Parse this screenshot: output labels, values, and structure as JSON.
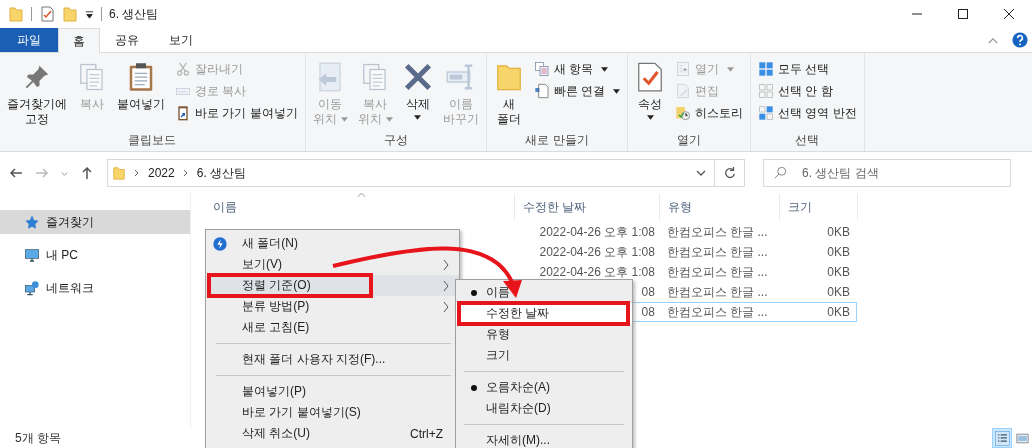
{
  "window": {
    "title": "6. 생산팀"
  },
  "ribbon_tabs": [
    {
      "label": "파일",
      "kind": "file",
      "selected": false
    },
    {
      "label": "홈",
      "kind": "tab",
      "selected": true
    },
    {
      "label": "공유",
      "kind": "tab",
      "selected": false
    },
    {
      "label": "보기",
      "kind": "tab",
      "selected": false
    }
  ],
  "ribbon_groups": [
    {
      "label": "클립보드",
      "items": [
        {
          "kind": "large",
          "label": "즐겨찾기에\n고정",
          "disabled": false
        },
        {
          "kind": "large",
          "label": "복사",
          "disabled": true
        },
        {
          "kind": "large",
          "label": "붙여넣기",
          "disabled": false
        },
        {
          "kind": "stack",
          "items": [
            {
              "label": "잘라내기",
              "disabled": true
            },
            {
              "label": "경로 복사",
              "disabled": true
            },
            {
              "label": "바로 가기 붙여넣기",
              "disabled": false
            }
          ]
        }
      ]
    },
    {
      "label": "구성",
      "items": [
        {
          "kind": "large",
          "label": "이동\n위치",
          "disabled": true,
          "dropdown": true
        },
        {
          "kind": "large",
          "label": "복사\n위치",
          "disabled": true,
          "dropdown": true
        },
        {
          "kind": "large",
          "label": "삭제",
          "disabled": false,
          "dropdown": true
        },
        {
          "kind": "large",
          "label": "이름\n바꾸기",
          "disabled": true
        }
      ]
    },
    {
      "label": "새로 만들기",
      "items": [
        {
          "kind": "large",
          "label": "새\n폴더",
          "disabled": false
        },
        {
          "kind": "stack",
          "items": [
            {
              "label": "새 항목",
              "disabled": false,
              "dropdown": true
            },
            {
              "label": "빠른 연결",
              "disabled": false,
              "dropdown": true
            }
          ]
        }
      ]
    },
    {
      "label": "열기",
      "items": [
        {
          "kind": "large",
          "label": "속성",
          "disabled": false,
          "dropdown": true
        },
        {
          "kind": "stack",
          "items": [
            {
              "label": "열기",
              "disabled": true,
              "dropdown": true
            },
            {
              "label": "편집",
              "disabled": true
            },
            {
              "label": "히스토리",
              "disabled": false
            }
          ]
        }
      ]
    },
    {
      "label": "선택",
      "items": [
        {
          "kind": "stack",
          "items": [
            {
              "label": "모두 선택",
              "disabled": false
            },
            {
              "label": "선택 안 함",
              "disabled": false
            },
            {
              "label": "선택 영역 반전",
              "disabled": false
            }
          ]
        }
      ]
    }
  ],
  "address": {
    "path": [
      "2022",
      "6. 생산팀"
    ]
  },
  "search": {
    "placeholder": "6. 생산팀 검색"
  },
  "nav": [
    {
      "label": "즐겨찾기",
      "selected": true
    },
    {
      "label": "내 PC",
      "selected": false
    },
    {
      "label": "네트워크",
      "selected": false
    }
  ],
  "table": {
    "columns": [
      "이름",
      "수정한 날짜",
      "유형",
      "크기"
    ],
    "rows": [
      {
        "date": "2022-04-26 오후 1:08",
        "type": "한컴오피스 한글 ...",
        "size": "0KB",
        "selected": false
      },
      {
        "date": "2022-04-26 오후 1:08",
        "type": "한컴오피스 한글 ...",
        "size": "0KB",
        "selected": false
      },
      {
        "date": "2022-04-26 오후 1:08",
        "type": "한컴오피스 한글 ...",
        "size": "0KB",
        "selected": false
      },
      {
        "date": "08",
        "type": "한컴오피스 한글 ...",
        "size": "0KB",
        "selected": false
      },
      {
        "date": "08",
        "type": "한컴오피스 한글 ...",
        "size": "0KB",
        "selected": true
      }
    ]
  },
  "context_menu": [
    {
      "kind": "item",
      "label": "새 폴더(N)",
      "submenu": false,
      "selected": false,
      "annotated": false
    },
    {
      "kind": "item",
      "label": "보기(V)",
      "submenu": true,
      "selected": false,
      "annotated": false
    },
    {
      "kind": "item",
      "label": "정렬 기준(O)",
      "submenu": true,
      "selected": true,
      "annotated": true
    },
    {
      "kind": "item",
      "label": "분류 방법(P)",
      "submenu": true,
      "selected": false,
      "annotated": false
    },
    {
      "kind": "item",
      "label": "새로 고침(E)",
      "submenu": false,
      "selected": false,
      "annotated": false
    },
    {
      "kind": "separator"
    },
    {
      "kind": "item",
      "label": "현재 폴더 사용자 지정(F)...",
      "submenu": false,
      "selected": false,
      "annotated": false
    },
    {
      "kind": "separator"
    },
    {
      "kind": "item",
      "label": "붙여넣기(P)",
      "submenu": false,
      "selected": false,
      "annotated": false
    },
    {
      "kind": "item",
      "label": "바로 가기 붙여넣기(S)",
      "submenu": false,
      "selected": false,
      "annotated": false
    },
    {
      "kind": "item",
      "label": "삭제 취소(U)",
      "shortcut": "Ctrl+Z",
      "submenu": false,
      "selected": false,
      "annotated": false
    }
  ],
  "sort_submenu": [
    {
      "kind": "item",
      "label": "이름",
      "checked": true,
      "selected": false,
      "annotated": false
    },
    {
      "kind": "item",
      "label": "수정한 날짜",
      "checked": false,
      "selected": true,
      "annotated": true
    },
    {
      "kind": "item",
      "label": "유형",
      "checked": false,
      "selected": false,
      "annotated": false
    },
    {
      "kind": "item",
      "label": "크기",
      "checked": false,
      "selected": false,
      "annotated": false
    },
    {
      "kind": "separator"
    },
    {
      "kind": "item",
      "label": "오름차순(A)",
      "checked": true,
      "selected": false,
      "annotated": false
    },
    {
      "kind": "item",
      "label": "내림차순(D)",
      "checked": false,
      "selected": false,
      "annotated": false
    },
    {
      "kind": "separator"
    },
    {
      "kind": "item",
      "label": "자세히(M)...",
      "checked": false,
      "selected": false,
      "annotated": false
    }
  ],
  "status_bar": {
    "count": "5개 항목"
  },
  "view_buttons": [
    {
      "selected": true
    },
    {
      "selected": false
    }
  ]
}
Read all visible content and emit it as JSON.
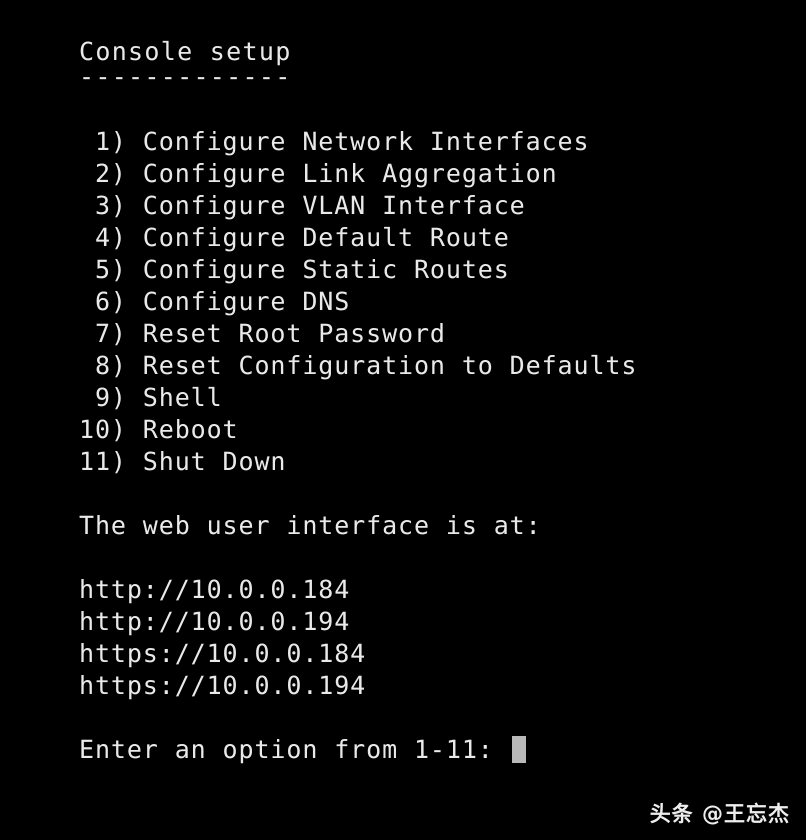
{
  "terminal": {
    "background_color": "#000000",
    "text_color": "#e9e9e9",
    "cursor_color": "#b9b9b9",
    "title": "Console setup",
    "title_rule": "-------------",
    "menu_items": [
      " 1) Configure Network Interfaces",
      " 2) Configure Link Aggregation",
      " 3) Configure VLAN Interface",
      " 4) Configure Default Route",
      " 5) Configure Static Routes",
      " 6) Configure DNS",
      " 7) Reset Root Password",
      " 8) Reset Configuration to Defaults",
      " 9) Shell",
      "10) Reboot",
      "11) Shut Down"
    ],
    "web_ui_heading": "The web user interface is at:",
    "urls": [
      "http://10.0.0.184",
      "http://10.0.0.194",
      "https://10.0.0.184",
      "https://10.0.0.194"
    ],
    "prompt": "Enter an option from 1-11: ",
    "blank": " "
  },
  "watermark": {
    "text": "头条 @王忘杰"
  }
}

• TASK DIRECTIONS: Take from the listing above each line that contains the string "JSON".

• WORKED SOLUTION:
Parse this screenshot: output labels, values, and structure as JSON.
Read all visible content and emit it as JSON.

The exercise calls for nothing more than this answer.